As I mentioned in the post about the World’s Largest Kaleidoscope, I ♥ the Hudson Valley! I look past the winter weather in anticipation of the bright, verdant springs and the brilliant snap of fall. (Exception: last winter’s ice storm which knocked out power for three days; that one left a mark.)
It’s the valley topography which lends itself to amazing scenery of undulating tree-covered hills and mountains. (It’s also the perfect holding vessel for seasonal pollen, which brings on the annual allergy attack and sinus infection, but again, LOVE the HudVal!)
Where we went, and who was coerced into going:
Last year, the Hudson Valley earned its place on the tourism map with the opening of the Walkway Over the Hudson, which is The World’s Longest Elevated Pedestrian Bridge.
We’ve been a few times since then, as a family of four, and twice more when out-of-town family has visited.
Was coercion necessary? If by coercion you mean “put on the big girl panties and force a brave face in front of the kids because you are too chicken shit to go all the way up there on an open-air bridge,” then yes, I had to coerce myself into going. I also had to convince my son (Trip #1) and my brother (Trip #2), because we all share the gene for “fear of open heights.”
It’s also one of the reasons why Matt and I could never win the Amazing Race. Well, that, and my inability to drive stick shift.
WHY did you go there, exactly?
The lure of the river’s scenic landscape draws pedestrians, hikers, joggers, bicyclists, and rollerbladers to this sky-high, midair park. We were intrigued. I wasn’t going to let a silly fear of heights stop me, as it almost had when we went to the World’s Largest Rotating Globe.
A breathtaking birds-eye view is your reward for braving the Walkway, which ascends 212 feet above the water at midpoint. But it’s actually the span — 6,767 feet, or 1.25 miles – which breaks the world record.

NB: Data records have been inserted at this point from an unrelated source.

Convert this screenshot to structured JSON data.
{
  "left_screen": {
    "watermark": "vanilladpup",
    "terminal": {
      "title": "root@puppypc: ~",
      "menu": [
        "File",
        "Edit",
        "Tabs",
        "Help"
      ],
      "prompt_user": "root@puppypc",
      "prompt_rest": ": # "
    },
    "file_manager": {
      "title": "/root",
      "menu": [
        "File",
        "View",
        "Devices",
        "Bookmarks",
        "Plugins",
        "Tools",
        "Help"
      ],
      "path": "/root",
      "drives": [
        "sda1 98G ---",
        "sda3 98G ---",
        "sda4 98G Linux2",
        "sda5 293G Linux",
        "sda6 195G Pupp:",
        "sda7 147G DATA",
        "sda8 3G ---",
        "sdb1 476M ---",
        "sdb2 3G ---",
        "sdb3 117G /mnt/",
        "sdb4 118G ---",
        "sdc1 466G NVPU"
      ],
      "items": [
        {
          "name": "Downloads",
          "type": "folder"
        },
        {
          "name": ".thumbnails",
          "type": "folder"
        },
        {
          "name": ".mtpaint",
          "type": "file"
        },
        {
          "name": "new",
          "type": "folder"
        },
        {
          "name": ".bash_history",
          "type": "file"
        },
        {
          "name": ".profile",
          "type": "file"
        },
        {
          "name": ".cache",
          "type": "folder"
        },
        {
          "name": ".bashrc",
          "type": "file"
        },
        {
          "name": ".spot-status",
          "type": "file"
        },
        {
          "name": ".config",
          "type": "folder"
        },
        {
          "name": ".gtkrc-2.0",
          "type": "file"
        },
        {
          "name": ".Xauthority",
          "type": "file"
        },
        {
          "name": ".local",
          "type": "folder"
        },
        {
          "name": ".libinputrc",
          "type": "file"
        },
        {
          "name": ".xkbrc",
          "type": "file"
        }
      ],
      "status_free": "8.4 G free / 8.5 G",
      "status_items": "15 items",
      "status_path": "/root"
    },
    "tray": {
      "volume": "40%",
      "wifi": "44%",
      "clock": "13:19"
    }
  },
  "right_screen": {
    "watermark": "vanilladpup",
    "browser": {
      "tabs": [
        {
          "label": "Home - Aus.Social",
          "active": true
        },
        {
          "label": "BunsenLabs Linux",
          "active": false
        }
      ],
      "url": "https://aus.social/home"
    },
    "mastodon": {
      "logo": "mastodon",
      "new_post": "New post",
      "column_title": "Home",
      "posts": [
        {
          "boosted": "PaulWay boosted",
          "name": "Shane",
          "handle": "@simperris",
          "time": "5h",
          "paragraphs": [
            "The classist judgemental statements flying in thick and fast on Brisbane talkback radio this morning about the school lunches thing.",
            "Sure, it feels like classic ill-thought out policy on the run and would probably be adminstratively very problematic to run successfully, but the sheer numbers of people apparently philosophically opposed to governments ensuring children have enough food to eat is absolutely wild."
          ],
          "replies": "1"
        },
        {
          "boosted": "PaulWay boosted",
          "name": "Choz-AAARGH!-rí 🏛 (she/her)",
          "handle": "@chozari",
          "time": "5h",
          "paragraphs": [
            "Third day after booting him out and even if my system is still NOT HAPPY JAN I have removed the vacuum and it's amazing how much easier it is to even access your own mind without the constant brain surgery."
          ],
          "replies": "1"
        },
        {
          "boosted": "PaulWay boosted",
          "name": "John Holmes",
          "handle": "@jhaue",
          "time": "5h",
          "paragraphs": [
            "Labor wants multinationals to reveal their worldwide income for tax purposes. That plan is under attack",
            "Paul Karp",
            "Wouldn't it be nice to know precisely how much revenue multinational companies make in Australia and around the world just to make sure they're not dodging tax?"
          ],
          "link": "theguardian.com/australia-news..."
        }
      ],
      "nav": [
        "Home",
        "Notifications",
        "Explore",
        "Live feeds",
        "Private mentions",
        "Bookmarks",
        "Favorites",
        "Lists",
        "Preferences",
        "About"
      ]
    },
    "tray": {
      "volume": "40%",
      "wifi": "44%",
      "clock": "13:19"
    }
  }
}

Okay, what was so cool about it?
We accessed the Walkway from the Poughkeepsie side. Once you start out, you walk over city streets and riverfront for 15 minutes before you even begin to cross the river. Even the land views are entertaining. The kids stopped to watch the Amtrak train taking passengers at the Poughkeepsie station underneath us. I started a game of “I Spy a Church Steeple,” finding six emerging from different spots in the tree canopies.
Once we were on the span, my legs started getting a little jellified. Especially when The Girl headed straight for the railing. Granted, it’s over 4-feet tall and impossible to climb, but I still sent Matt over to retrieve her each time (because my legs refused to move me anywhere near the sides.)
The Walkway is also an inspirational example of recycling on a gargantuan scale. It was created by renovating the historic Poughkeepsie-Highland Railroad Bridge, which provided train passage from 1889 until 1974, when a fired damaged its tracks. For decades, it stood in disrepair, unused. A preservationist group began raising funds over a decade ago, confident that the $35 million renovation cost would be far less than the cost to dismantle it. They were right, and use of the bridge in its new life has far exceeded anyone’s projections!
Some “good-to-know” info about the place:
You can access this linear state park from Highland or Poughkeepsie, and you’re welcome to bring your bike or skates. The bridge connects 27 miles of rail trails and riverfront parks in Ulster County on the west bank, and Dutchess County to the east.
There is no entrance fee, but if you drive to the access point on the Poughkeepsie side, parking is $5.00.
How it rated on a scale of 1 to 10 (1 = snoozefest, 10 = add to your bucket list):
9!! We haven’t awarded any site a 10, yet. I’m saving it for the World’s Largest Ball of Twine, which—mark my words—we will see someday!
But if you find yourself anywhere remotely close to the Walkway Over the Hudson, you must make it there. You just can’t get this vantage point anywhere else.
Hey you! Go BIG!:
Open 7:00 a.m. – sunset, year-round, weather permitting.
Entrances on Parker Avenue in Poughkeepsie, and Haviland Road in Highland. Click here for detailed maps.